“You’re sure the dial’s readin’ right?” Clive flicked his finger on the gauge, hoping it would show there was some error.
“Yes, Sir! I’ve gone through the checklist twice.” Wilson wrung his hands together, wishing there were something he could do.
Clive turned to Mark, “We got a procedure for this?”
Mark snorted. “You kiddin’? This isn’t s’posed to happen. This here’s full proof. When those Coats left us here, they said it’d hold forever so long as we kept puttin’ coal in it.”
“Yeah, well, it almost ain’t holding now, and we’ve on’y been here six years!” Clive chewed on his tongue, trying to think of something they could’ve missed. The pressure hadn’t changed, but the door had started moving.
“Um, excuse me?” Wilson interrupted his thought. “Is it broken?”
Mark looked at him solemn-like. “No. It’s right as rain.”
Wilson glanced from one to the other. “I don’t understand.”
“Our meter on the door’s gone haywire. This pump’s not holdin’ that door in place any longer.”
“So it is broken.”
“No. It just ain’t winnin’ anymore.”

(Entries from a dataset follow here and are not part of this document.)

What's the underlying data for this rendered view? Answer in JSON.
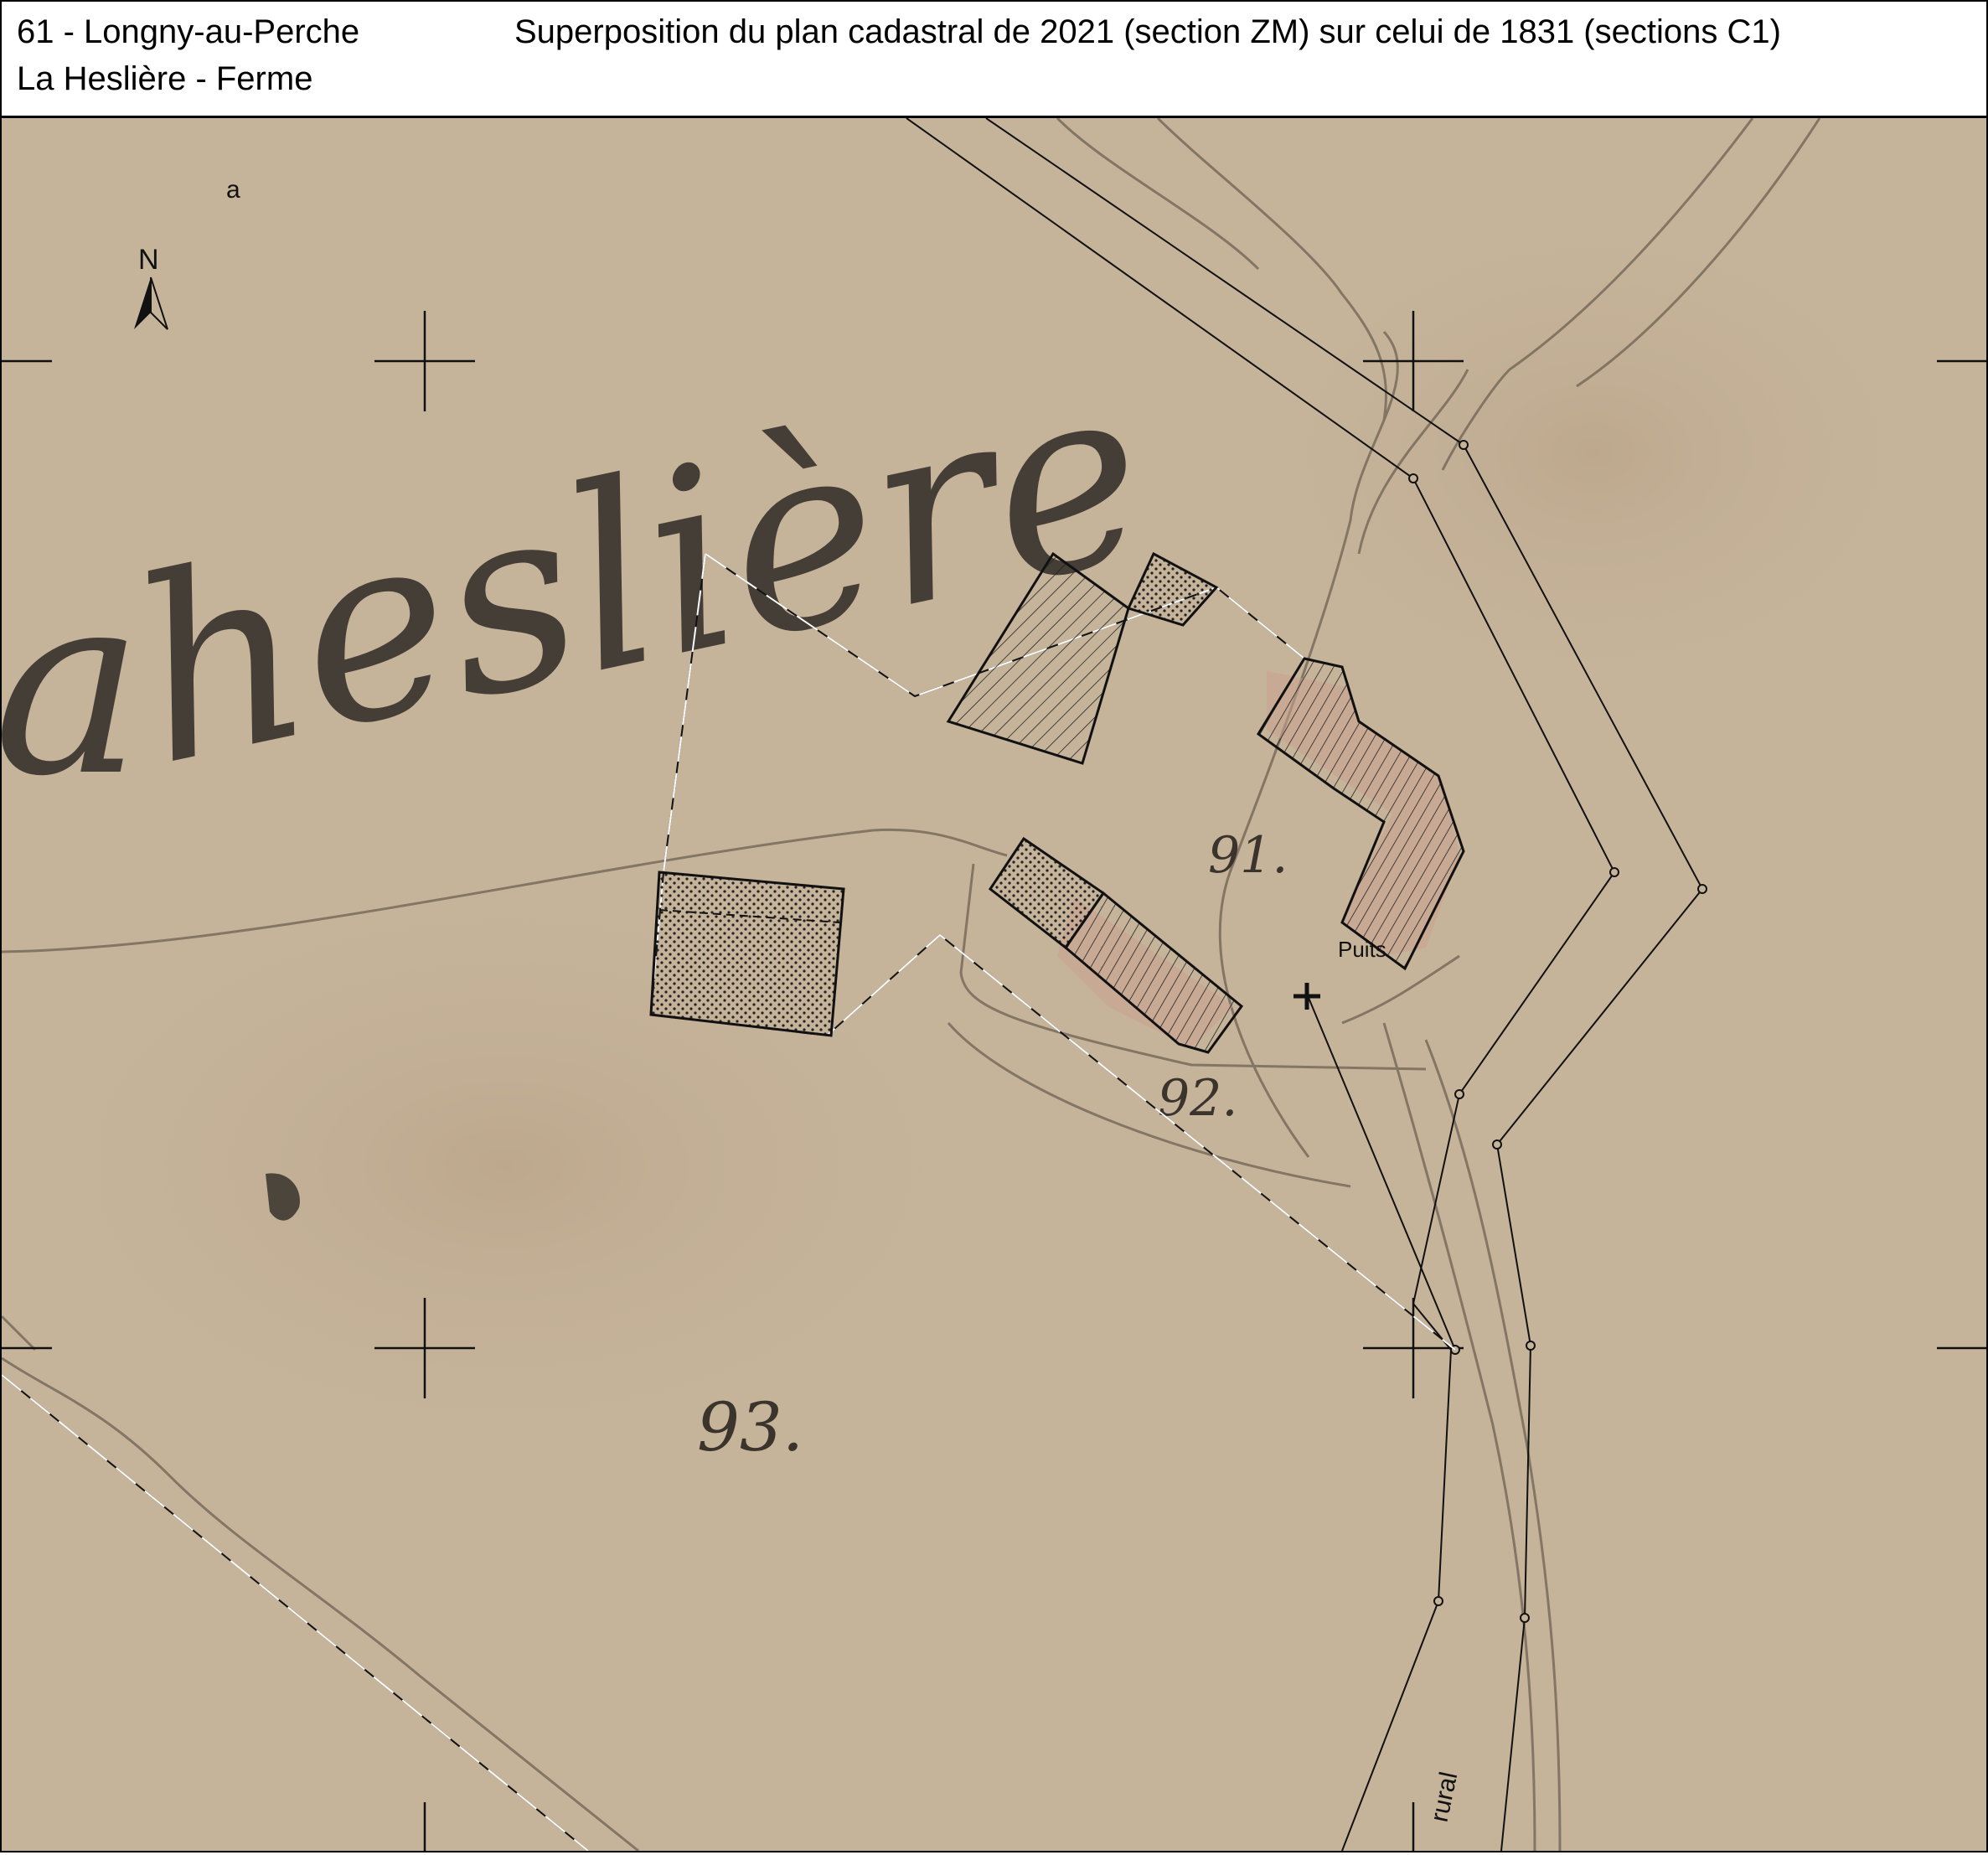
{
  "header": {
    "commune": "61 - Longny-au-Perche",
    "site": "La Heslière - Ferme",
    "title": "Superposition du plan cadastral de 2021 (section ZM) sur celui de 1831 (sections C1)"
  },
  "map": {
    "corner_mark": "a",
    "north_label": "N",
    "place_name_1831": "heslière",
    "place_name_prefix": "a",
    "parcels": {
      "p91": "91.",
      "p92": "92.",
      "p93": "93."
    },
    "well_label": "Puits",
    "road_label": "rural",
    "colors": {
      "paper": "#c5b39a",
      "ink": "#2e2a25",
      "hatch_pink": "#c9a090",
      "line": "#111111"
    }
  }
}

“What do we do?” Wilson asked, earnest and a bit fearful.
“Pray, son. Pray.”